From left to right: Alex Freeman, Glendon Professor of Political Science R. Persaud, and Consul General of the United States Juan Alsace

From left to right: Alex Freeman, Glendon Professor of Political Science R. Persaud, and Consul General of the United States Juan Alsace

Two days after the U.S. presidential election, my American Politics class was fortunate enough to meet and talk to Juan Alsace, the United States Consul General in Toronto. Alsace is a highly respected diplomat and senior Foreign Service officer who is subordinate only to the American Ambassador to Canada. In his 29 years of service, Mr. Alsace has worked all over the world, fulfilling a multitude of important roles. He worked in Iraq as Team Leader of an embedded Provincial Reconstruction Team (2009-2010), as Economic and Political Counsellor in Santiago in Chile (2006-2009), and as Consul General in Barcelona in Spain (2003-2006).

During the class, students were given the opportunity to ask Mr. Alsace a variety of questions, most of them relating to the recent election of President-elect Donald Trump. Mr. Alsace did not dodge any questions, but remained impartial and neutral while giving his answers. He was articulate, considerate, and cordial. He adequately represented the upper echelons of American public service.

I could drone on about the importance of civic duty, or the catastrophe-in-waiting that is the Trump administration, but I will not. Instead, I wanted to write about Mr. Alsace’s visit to illustrate an important yet often overlooked point: while the Electoral College may have betrayed the country this election cycle, there remain hundreds of senior elected and appointed officials in the executive, legislative, and judicial branches of American government who do not reflect the current state of affairs, and who carry themselves in a diplomatic and respectable fashion.

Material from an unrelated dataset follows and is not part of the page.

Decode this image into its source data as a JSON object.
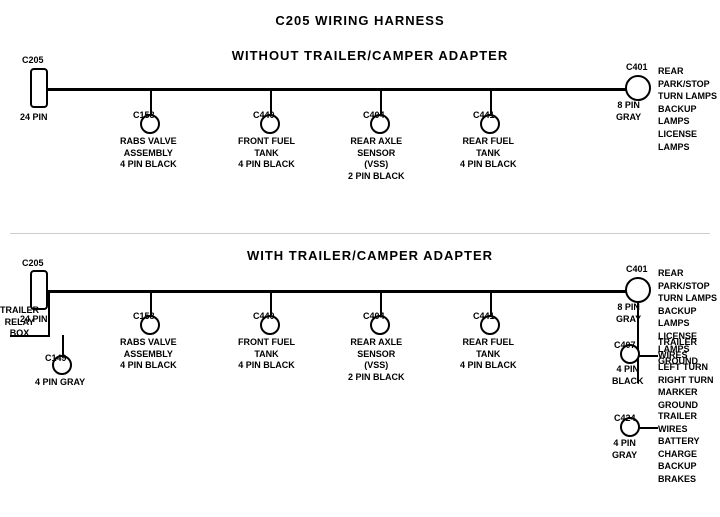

I feel the need to be cautiously optimistic because I believe in the fortitude of American intellectualism and liberalism, and in the legitimacy of the U.S. Constitution. Thomas Jefferson once wrote, “the tree of liberty must be refreshed from time to time with the blood of patriots and tyrants”. The next four years will test the resilience of American political institutions, but will not demolish them. Instead, the country will recover, and this era will be seen as a hiccup on the path of greater equality, equity, and acceptance. During this week of remembrance, lest we forget that the worst examples of human behaviour have often been followed by incredible feats of selflessness, courage and determination. The darkest hour is just before the dawn.

Special thanks to Consul General Alsace for giving his time to speak with our students, and to Professor R. Persaud for organizing this noteworthy event. Dr. Radha Persaud is also responsible for organizing an event of a similar nature back in September, involving two former United States congressmen (Martin Lancaster and Steven Kuykendall).